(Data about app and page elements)
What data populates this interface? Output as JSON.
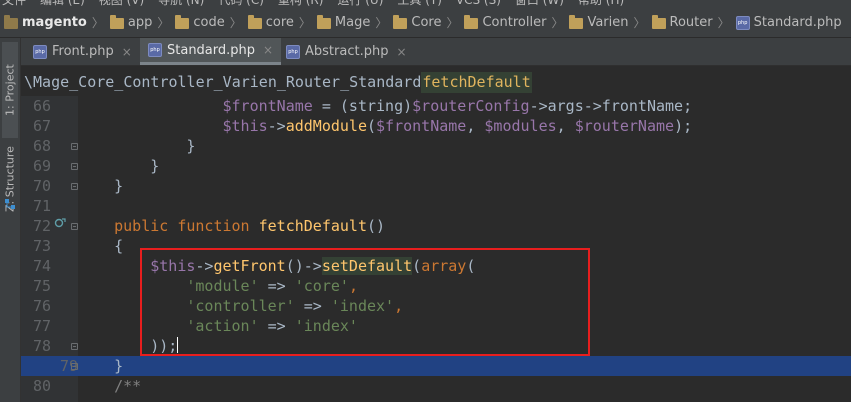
{
  "menu": {
    "items": [
      "文件",
      "编辑 (E)",
      "视图 (V)",
      "导航 (N)",
      "代码 (C)",
      "重构 (R)",
      "运行 (U)",
      "工具 (T)",
      "VCS (S)",
      "窗口 (W)",
      "帮助 (H)"
    ]
  },
  "navbar": {
    "crumbs": [
      {
        "label": "magento",
        "icon": "folder-icon"
      },
      {
        "label": "app",
        "icon": "folder-icon"
      },
      {
        "label": "code",
        "icon": "folder-icon"
      },
      {
        "label": "core",
        "icon": "folder-icon"
      },
      {
        "label": "Mage",
        "icon": "folder-icon"
      },
      {
        "label": "Core",
        "icon": "folder-icon"
      },
      {
        "label": "Controller",
        "icon": "folder-icon"
      },
      {
        "label": "Varien",
        "icon": "folder-icon"
      },
      {
        "label": "Router",
        "icon": "folder-icon"
      },
      {
        "label": "Standard.php",
        "icon": "php-file-icon"
      }
    ],
    "separator": "〉"
  },
  "sidebar": {
    "project_label": "1: Project",
    "structure_label": "Z: Structure"
  },
  "tabs": [
    {
      "label": "Front.php",
      "close": "×",
      "active": false
    },
    {
      "label": "Standard.php",
      "close": "×",
      "active": true
    },
    {
      "label": "Abstract.php",
      "close": "×",
      "active": false
    }
  ],
  "breadcrumb": {
    "class_path": "\\Mage_Core_Controller_Varien_Router_Standard",
    "method": "fetchDefault"
  },
  "line_numbers": [
    "66",
    "67",
    "68",
    "69",
    "70",
    "71",
    "72",
    "73",
    "74",
    "75",
    "76",
    "77",
    "78",
    "79",
    "80"
  ],
  "code": {
    "l66": {
      "indent": "                ",
      "v1": "$frontName",
      "t1": " = (string)",
      "v2": "$routerConfig",
      "t2": "->args->frontName;"
    },
    "l67": {
      "indent": "                ",
      "v1": "$this",
      "t1": "->",
      "f1": "addModule",
      "t2": "(",
      "v2": "$frontName",
      "t3": ", ",
      "v3": "$modules",
      "t4": ", ",
      "v4": "$routerName",
      "t5": ");"
    },
    "l68": {
      "text": "            }"
    },
    "l69": {
      "text": "        }"
    },
    "l70": {
      "text": "    }"
    },
    "l71": {
      "text": ""
    },
    "l72": {
      "indent": "    ",
      "k1": "public function ",
      "f1": "fetchDefault",
      "t1": "()"
    },
    "l73": {
      "text": "    {"
    },
    "l74": {
      "indent": "        ",
      "v1": "$this",
      "t1": "->",
      "f1": "getFront",
      "t2": "()->",
      "f2": "setDefault",
      "t3": "(",
      "k1": "array",
      "t4": "("
    },
    "l75": {
      "indent": "            ",
      "s1": "'module'",
      "t1": " => ",
      "s2": "'core'",
      "t2": ","
    },
    "l76": {
      "indent": "            ",
      "s1": "'controller'",
      "t1": " => ",
      "s2": "'index'",
      "t2": ","
    },
    "l77": {
      "indent": "            ",
      "s1": "'action'",
      "t1": " => ",
      "s2": "'index'"
    },
    "l78": {
      "text": "        ));"
    },
    "l79": {
      "text": "    }"
    },
    "l80": {
      "indent": "    ",
      "c1": "/**"
    }
  },
  "colors": {
    "keyword": "#cc7832",
    "variable": "#9876aa",
    "function": "#ffc66d",
    "string": "#6a8759",
    "highlight_box": "#e81e1e",
    "current_line": "#214283"
  }
}
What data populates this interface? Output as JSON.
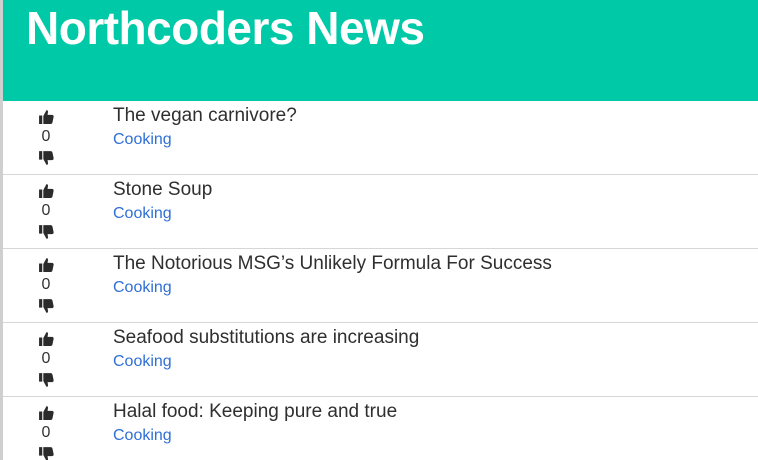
{
  "header": {
    "title": "Northcoders News",
    "background_color": "#00c9a7"
  },
  "articles": [
    {
      "title": "The vegan carnivore?",
      "topic": "Cooking",
      "votes": "0"
    },
    {
      "title": "Stone Soup",
      "topic": "Cooking",
      "votes": "0"
    },
    {
      "title": "The Notorious MSG’s Unlikely Formula For Success",
      "topic": "Cooking",
      "votes": "0"
    },
    {
      "title": "Seafood substitutions are increasing",
      "topic": "Cooking",
      "votes": "0"
    },
    {
      "title": "Halal food: Keeping pure and true",
      "topic": "Cooking",
      "votes": "0"
    }
  ],
  "icons": {
    "upvote": "thumbs-up-icon",
    "downvote": "thumbs-down-icon"
  },
  "colors": {
    "topic_link": "#2f6fd6",
    "text": "#2f2f2f"
  }
}
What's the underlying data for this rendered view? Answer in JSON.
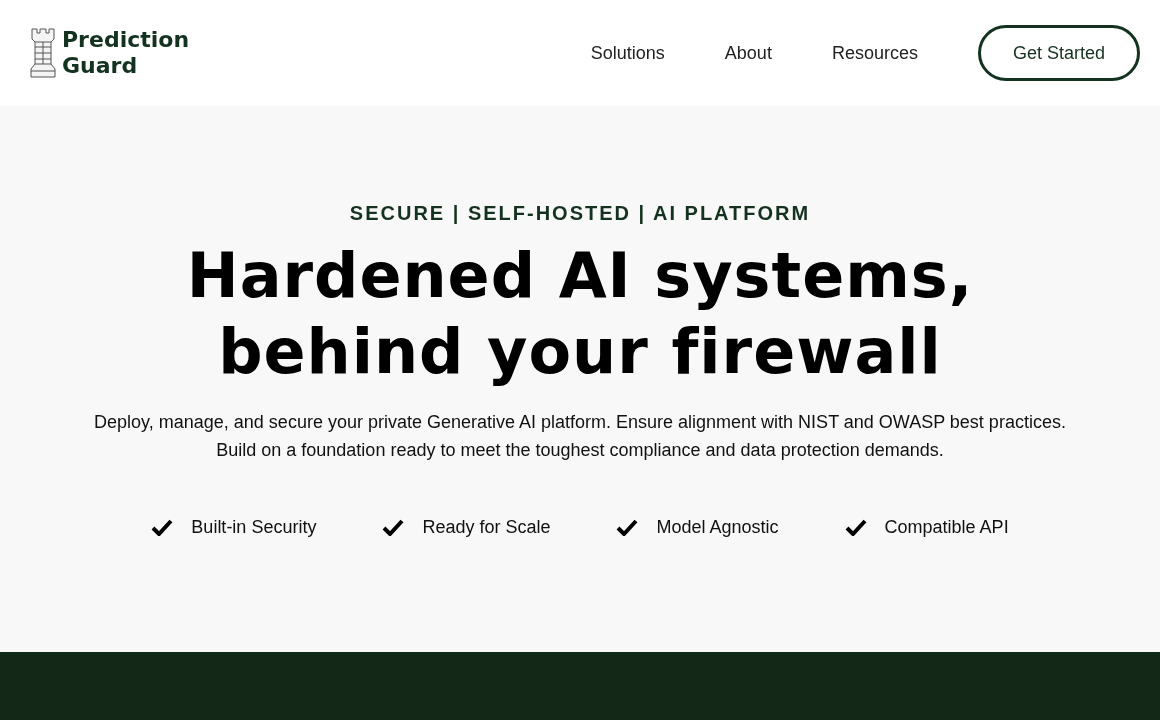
{
  "header": {
    "logo": {
      "lines": [
        "Prediction",
        "Guard"
      ]
    },
    "nav": [
      {
        "label": "Solutions"
      },
      {
        "label": "About"
      },
      {
        "label": "Resources"
      }
    ],
    "cta": "Get Started"
  },
  "hero": {
    "eyebrow": "SECURE | SELF-HOSTED | AI PLATFORM",
    "title_lines": [
      "Hardened AI systems,",
      "behind your firewall"
    ],
    "description": "Deploy, manage, and secure your private Generative AI platform. Ensure alignment with NIST and OWASP best practices. Build on a foundation ready to meet the toughest compliance and data protection demands.",
    "features": [
      "Built-in Security",
      "Ready for Scale",
      "Model Agnostic",
      "Compatible API"
    ]
  }
}
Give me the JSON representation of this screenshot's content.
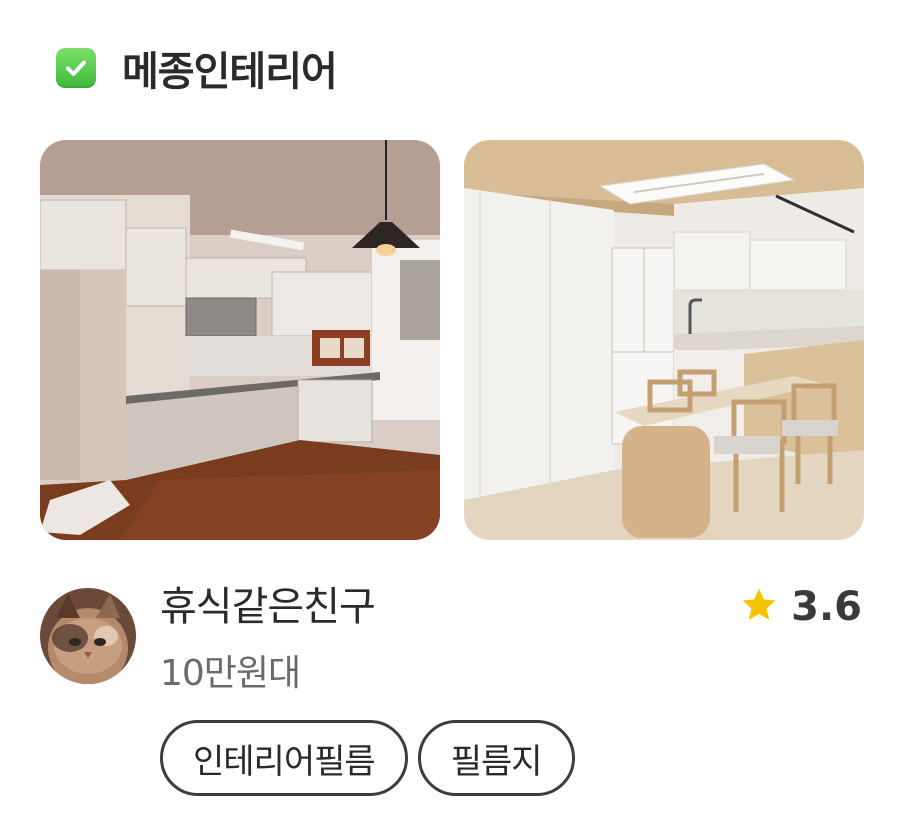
{
  "header": {
    "icon": "check-mark-icon",
    "company_name": "메종인테리어"
  },
  "photos": [
    {
      "label": "before-kitchen-photo"
    },
    {
      "label": "after-kitchen-photo"
    }
  ],
  "review": {
    "avatar": "cat-avatar",
    "reviewer_name": "휴식같은친구",
    "price_range": "10만원대",
    "rating": "3.6",
    "rating_icon": "star-icon",
    "star_color": "#f5c400"
  },
  "tags": [
    "인테리어필름",
    "필름지"
  ],
  "colors": {
    "check_green": "#4cc444",
    "text_dark": "#2a2a2a",
    "text_muted": "#6b6b6b"
  }
}
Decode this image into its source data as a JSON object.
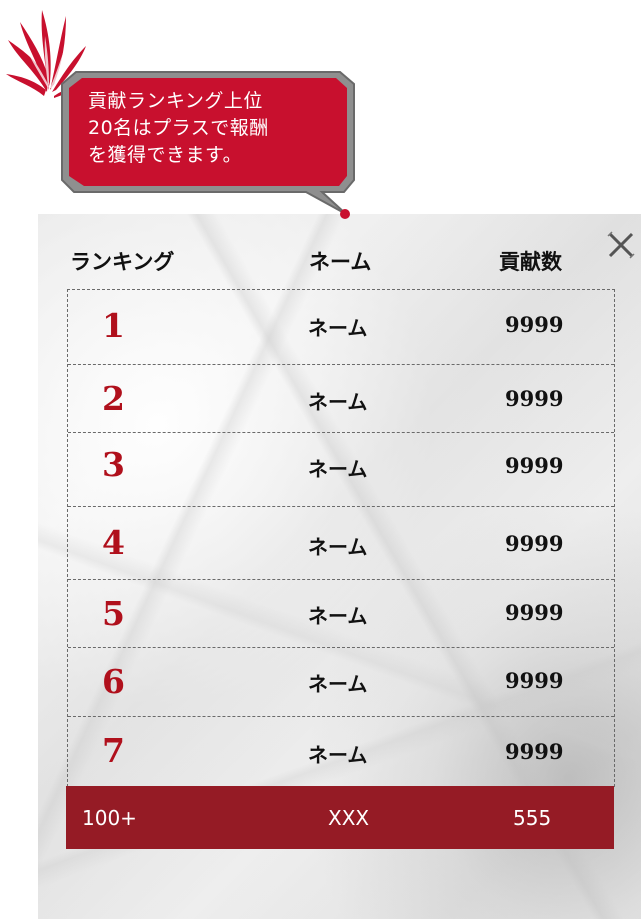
{
  "notice": {
    "lines": [
      "貢献ランキング上位",
      "20名はプラスで報酬",
      "を獲得できます。"
    ]
  },
  "table": {
    "headers": {
      "rank": "ランキング",
      "name": "ネーム",
      "score": "貢献数"
    },
    "rows": [
      {
        "rank": "1",
        "name": "ネーム",
        "score": "9999"
      },
      {
        "rank": "2",
        "name": "ネーム",
        "score": "9999"
      },
      {
        "rank": "3",
        "name": "ネーム",
        "score": "9999"
      },
      {
        "rank": "4",
        "name": "ネーム",
        "score": "9999"
      },
      {
        "rank": "5",
        "name": "ネーム",
        "score": "9999"
      },
      {
        "rank": "6",
        "name": "ネーム",
        "score": "9999"
      },
      {
        "rank": "7",
        "name": "ネーム",
        "score": "9999"
      }
    ],
    "self": {
      "rank": "100+",
      "name": "XXX",
      "score": "555"
    }
  },
  "colors": {
    "accent_red": "#b0101c",
    "self_row_bg": "#951b25",
    "bubble_red": "#c8102e"
  },
  "icons": {
    "close": "close-x-icon",
    "logo": "red-flame-logo-icon"
  }
}
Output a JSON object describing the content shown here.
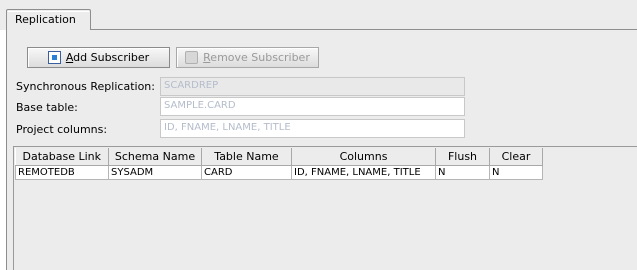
{
  "tab": {
    "label": "Replication"
  },
  "toolbar": {
    "add_subscriber": {
      "mnemonic": "A",
      "rest": "dd Subscriber",
      "icon": "add-subscriber-icon"
    },
    "remove_subscriber": {
      "mnemonic": "R",
      "rest": "emove Subscriber",
      "icon": "remove-subscriber-icon"
    }
  },
  "form": {
    "sync_replication": {
      "label": "Synchronous Replication:",
      "value": "SCARDREP"
    },
    "base_table": {
      "label": "Base table:",
      "value": "SAMPLE.CARD"
    },
    "project_columns": {
      "label": "Project columns:",
      "value": "ID, FNAME, LNAME, TITLE"
    }
  },
  "subscribers_table": {
    "headers": [
      "Database Link",
      "Schema Name",
      "Table Name",
      "Columns",
      "Flush",
      "Clear"
    ],
    "rows": [
      [
        "REMOTEDB",
        "SYSADM",
        "CARD",
        "ID, FNAME, LNAME, TITLE",
        "N",
        "N"
      ]
    ]
  }
}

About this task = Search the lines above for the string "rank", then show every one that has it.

Answer to this task =
      "rank": "ランキング",
        "rank": "1",
        "rank": "2",
        "rank": "3",
        "rank": "4",
        "rank": "5",
        "rank": "6",
        "rank": "7",
      "rank": "100+",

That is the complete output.